On Monday evening, a few minutes before 4 o'clock, Judge Robert Childers thanked the attorneys in his courtroom, promised a ruling as quickly as possible, and adjourned court: a typical ending to an atypical case. The final closing arguments ended almost four years of litigation in a custody case involving a 5-year-old Chinese girl, Anna Mae He. Childers has 30 days to rule on whether to terminate the parental rights of Anna Mae's biological parents, Jack and Casey He.
The Hes sat quietly as their attorneys, David Siegel and Richard Gordon, recounted the events which ultimately landed the couple in Childers' court, beginning with the girl's birth in January 1999. At that time the Hes, unable to financially care for their daughter, sought assistance from a foster care agency. Through the agency, Jerry and Louise Baker were contacted to foster Anna Mae for a 90-day period. When that time elapsed, Mr. He was facing a separate obstacle with a sexual-assault allegation and agreed to extend Anna Mae's stay with the Bakers. He was later acquitted. When the Hes' financial situation improved, they sought the return of their daughter, but agreed to wait until Mrs. Baker gave birth to her youngest daughter. When that arrangement did not work out, the Hes filed their first petition in Juvenile Court in May 2000 for the return of Anna Mae. The following day a written agreement signed by Mr. He and Mr. Baker addressed options to leave Anna Mae with the Bakers until age 18.
Although the Hes visited their daughter during the subsequent year, Larry Parrish, the Bakers attorney, called their visits "token" attempts at maintaining a relationship with the child and attacked the Hes' backgrounds, characters, and motives during his argument. After an incident at the Baker home on the child's second birthday, police told the Hes not to return. After four months, the required time to prove abandonment by Tennessee law, the Bakers filed to terminate the couple's parental rights.

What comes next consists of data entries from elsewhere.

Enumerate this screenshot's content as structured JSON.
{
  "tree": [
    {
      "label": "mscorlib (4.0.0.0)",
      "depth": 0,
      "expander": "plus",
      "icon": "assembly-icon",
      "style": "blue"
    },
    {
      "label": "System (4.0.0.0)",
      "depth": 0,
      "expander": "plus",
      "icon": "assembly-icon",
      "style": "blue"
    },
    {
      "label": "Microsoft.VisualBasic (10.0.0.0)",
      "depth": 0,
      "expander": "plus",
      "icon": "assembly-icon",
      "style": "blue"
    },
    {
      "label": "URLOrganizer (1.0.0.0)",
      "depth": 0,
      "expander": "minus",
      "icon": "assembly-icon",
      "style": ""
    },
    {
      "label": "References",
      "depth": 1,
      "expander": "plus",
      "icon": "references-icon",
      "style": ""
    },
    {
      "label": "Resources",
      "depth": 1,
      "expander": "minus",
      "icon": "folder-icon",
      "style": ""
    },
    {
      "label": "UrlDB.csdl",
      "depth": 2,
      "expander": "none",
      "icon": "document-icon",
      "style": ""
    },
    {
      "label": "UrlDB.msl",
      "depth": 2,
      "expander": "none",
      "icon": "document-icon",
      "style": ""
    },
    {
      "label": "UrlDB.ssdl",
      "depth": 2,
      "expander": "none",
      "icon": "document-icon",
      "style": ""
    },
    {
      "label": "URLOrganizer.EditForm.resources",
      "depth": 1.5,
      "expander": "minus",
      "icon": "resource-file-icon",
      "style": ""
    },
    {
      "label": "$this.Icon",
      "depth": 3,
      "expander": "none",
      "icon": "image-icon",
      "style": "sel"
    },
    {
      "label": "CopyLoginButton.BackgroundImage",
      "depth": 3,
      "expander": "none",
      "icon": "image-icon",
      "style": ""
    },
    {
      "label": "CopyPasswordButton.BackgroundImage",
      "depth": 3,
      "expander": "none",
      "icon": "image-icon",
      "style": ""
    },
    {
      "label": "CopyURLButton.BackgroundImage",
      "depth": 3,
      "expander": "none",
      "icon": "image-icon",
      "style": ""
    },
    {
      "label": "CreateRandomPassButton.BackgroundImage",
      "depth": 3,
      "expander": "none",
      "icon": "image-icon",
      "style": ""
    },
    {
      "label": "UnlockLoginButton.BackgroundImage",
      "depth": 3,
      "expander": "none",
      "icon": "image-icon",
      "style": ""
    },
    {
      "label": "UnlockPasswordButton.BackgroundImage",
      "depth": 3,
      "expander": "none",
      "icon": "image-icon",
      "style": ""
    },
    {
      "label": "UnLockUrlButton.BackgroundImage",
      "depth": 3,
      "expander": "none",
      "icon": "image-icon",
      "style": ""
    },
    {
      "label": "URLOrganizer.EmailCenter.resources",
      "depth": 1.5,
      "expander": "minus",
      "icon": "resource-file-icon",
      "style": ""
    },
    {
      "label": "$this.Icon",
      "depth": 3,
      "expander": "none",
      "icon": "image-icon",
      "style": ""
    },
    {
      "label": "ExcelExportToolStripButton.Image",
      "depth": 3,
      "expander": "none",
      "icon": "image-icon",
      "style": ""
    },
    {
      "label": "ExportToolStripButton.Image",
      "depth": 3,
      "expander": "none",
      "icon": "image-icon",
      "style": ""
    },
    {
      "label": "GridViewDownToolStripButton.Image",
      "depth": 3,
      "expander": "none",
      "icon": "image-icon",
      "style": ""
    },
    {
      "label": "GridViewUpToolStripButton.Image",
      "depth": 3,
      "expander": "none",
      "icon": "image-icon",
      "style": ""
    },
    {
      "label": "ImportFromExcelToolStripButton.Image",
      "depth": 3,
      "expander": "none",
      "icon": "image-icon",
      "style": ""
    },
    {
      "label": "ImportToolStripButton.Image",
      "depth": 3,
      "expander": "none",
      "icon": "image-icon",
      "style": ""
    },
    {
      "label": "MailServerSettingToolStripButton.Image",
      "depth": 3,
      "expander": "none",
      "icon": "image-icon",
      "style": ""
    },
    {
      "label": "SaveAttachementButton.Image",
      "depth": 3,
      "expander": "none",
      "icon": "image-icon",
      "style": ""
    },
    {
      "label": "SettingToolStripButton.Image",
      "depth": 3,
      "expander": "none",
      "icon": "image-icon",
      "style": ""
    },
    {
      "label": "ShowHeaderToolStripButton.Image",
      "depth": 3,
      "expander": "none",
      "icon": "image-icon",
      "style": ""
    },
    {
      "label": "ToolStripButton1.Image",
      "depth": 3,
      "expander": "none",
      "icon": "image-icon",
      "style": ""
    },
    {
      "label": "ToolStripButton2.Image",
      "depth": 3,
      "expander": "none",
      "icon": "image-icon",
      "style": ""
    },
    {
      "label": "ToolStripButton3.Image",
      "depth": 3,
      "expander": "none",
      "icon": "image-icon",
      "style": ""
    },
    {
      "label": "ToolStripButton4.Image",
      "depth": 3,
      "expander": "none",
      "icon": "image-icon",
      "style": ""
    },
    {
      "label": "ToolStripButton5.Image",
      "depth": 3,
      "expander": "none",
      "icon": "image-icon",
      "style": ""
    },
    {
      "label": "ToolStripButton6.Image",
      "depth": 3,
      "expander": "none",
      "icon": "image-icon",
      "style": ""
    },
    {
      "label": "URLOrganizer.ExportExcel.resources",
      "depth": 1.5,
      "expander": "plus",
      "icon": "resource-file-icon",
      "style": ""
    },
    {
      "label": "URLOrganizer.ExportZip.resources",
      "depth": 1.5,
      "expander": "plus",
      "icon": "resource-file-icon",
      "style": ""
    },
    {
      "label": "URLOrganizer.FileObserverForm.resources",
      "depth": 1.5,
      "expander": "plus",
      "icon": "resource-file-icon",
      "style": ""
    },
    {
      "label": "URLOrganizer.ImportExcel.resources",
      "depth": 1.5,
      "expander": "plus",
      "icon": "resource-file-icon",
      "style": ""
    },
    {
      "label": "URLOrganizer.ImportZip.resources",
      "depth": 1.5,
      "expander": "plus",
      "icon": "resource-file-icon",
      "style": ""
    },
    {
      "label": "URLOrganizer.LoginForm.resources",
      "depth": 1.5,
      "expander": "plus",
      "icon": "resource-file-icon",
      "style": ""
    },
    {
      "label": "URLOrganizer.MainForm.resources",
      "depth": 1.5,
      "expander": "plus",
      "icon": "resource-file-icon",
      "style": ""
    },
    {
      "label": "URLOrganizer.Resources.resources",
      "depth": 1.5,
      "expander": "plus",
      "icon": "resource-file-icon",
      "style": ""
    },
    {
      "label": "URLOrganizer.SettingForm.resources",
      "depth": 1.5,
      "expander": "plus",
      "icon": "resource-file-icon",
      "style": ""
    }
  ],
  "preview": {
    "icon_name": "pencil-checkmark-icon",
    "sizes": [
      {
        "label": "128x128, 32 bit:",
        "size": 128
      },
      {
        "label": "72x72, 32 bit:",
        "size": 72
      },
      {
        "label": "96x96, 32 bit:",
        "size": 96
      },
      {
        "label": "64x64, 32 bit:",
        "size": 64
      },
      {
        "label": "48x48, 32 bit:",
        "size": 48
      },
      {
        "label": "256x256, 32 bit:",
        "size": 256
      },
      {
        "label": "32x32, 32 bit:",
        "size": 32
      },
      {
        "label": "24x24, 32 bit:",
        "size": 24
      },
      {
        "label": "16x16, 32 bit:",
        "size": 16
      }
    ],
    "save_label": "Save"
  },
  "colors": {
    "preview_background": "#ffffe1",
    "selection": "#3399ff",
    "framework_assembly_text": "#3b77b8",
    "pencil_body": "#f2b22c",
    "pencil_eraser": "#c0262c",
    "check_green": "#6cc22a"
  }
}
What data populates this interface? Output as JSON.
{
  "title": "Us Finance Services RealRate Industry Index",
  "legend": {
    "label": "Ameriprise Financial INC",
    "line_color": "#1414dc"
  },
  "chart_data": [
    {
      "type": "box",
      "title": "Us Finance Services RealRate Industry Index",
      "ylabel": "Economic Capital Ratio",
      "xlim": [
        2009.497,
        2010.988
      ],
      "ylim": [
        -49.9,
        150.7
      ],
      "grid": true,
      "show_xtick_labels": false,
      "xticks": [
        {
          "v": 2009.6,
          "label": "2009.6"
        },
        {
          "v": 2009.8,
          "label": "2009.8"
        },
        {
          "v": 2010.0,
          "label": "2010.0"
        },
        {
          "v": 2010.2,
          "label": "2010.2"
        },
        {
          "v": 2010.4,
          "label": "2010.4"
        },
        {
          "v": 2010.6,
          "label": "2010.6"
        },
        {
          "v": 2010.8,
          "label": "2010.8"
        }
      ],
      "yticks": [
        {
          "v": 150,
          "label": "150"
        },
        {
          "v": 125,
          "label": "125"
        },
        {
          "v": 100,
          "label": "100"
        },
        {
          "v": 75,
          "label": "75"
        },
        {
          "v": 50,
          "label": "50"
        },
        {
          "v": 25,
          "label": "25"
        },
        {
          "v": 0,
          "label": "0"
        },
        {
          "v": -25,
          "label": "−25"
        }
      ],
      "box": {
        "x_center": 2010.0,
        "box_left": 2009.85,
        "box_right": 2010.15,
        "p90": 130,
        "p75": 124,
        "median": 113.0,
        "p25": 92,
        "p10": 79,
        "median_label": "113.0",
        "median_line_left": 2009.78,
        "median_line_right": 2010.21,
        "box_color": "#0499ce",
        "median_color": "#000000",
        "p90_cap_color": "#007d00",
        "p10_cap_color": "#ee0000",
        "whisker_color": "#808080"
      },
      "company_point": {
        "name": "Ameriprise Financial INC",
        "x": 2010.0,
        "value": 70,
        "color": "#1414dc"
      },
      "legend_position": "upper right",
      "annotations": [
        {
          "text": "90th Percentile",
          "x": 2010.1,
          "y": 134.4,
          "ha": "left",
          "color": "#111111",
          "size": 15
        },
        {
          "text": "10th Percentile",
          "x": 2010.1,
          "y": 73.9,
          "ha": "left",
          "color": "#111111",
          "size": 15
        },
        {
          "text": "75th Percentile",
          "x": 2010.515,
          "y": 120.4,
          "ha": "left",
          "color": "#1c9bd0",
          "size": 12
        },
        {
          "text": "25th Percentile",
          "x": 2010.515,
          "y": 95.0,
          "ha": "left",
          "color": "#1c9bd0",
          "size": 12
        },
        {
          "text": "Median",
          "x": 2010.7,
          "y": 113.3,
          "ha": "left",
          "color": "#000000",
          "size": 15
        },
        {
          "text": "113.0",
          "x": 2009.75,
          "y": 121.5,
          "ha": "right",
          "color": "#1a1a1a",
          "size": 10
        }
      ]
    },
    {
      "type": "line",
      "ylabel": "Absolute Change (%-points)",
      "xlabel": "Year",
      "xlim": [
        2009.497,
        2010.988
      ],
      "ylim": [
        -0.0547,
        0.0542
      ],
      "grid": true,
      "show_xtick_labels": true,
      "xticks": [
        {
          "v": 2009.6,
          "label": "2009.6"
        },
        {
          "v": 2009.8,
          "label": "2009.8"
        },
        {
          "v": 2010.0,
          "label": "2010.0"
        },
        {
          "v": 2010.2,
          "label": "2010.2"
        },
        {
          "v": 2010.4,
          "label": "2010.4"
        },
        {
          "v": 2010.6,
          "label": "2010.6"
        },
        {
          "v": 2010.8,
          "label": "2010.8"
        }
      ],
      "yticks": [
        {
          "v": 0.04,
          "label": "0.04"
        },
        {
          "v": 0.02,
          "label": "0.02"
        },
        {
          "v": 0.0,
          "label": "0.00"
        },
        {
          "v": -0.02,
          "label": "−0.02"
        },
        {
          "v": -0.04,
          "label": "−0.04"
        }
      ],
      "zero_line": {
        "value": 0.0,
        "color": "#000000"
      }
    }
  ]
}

The arguments opened old wounds for both sets of parents, with Siegel accusing Mrs. Baker of keeping a "surreptitious" journal of the visits, establishing a paper trail against the Hes. Linda Holmes, attorney for the child's court-appointed guardian, called the Hes liars, saying that their actions were those of parents "who do not want to parent."
The case has been put under an international microscope with news stories appearing in USA Today, People magazine, and on CNN. "I'm just waiting for the [National] Enquirer to call me," said Holmes during closing arguments on Monday. In addition to the facts of the five years, the case has also revealed culture clashes by each side. The Bakers have long cited a Chinese culture which is unfavorable to female children as their reason for wanting to keep Anna Mae, while the Hes have said their daughter was "kidnapped by white Christians."
Both sides are expected to appeal pending the judge's decision. "We are still fighting an uphill battle," said Mr. He. "The Chinese Embassy has agreed to help us appeal as high as we can go."
"We only did what a couple asked us to do, and that was to raise their child until age 18," said Mr. Baker. "Sometime during this process, they decided to do something else."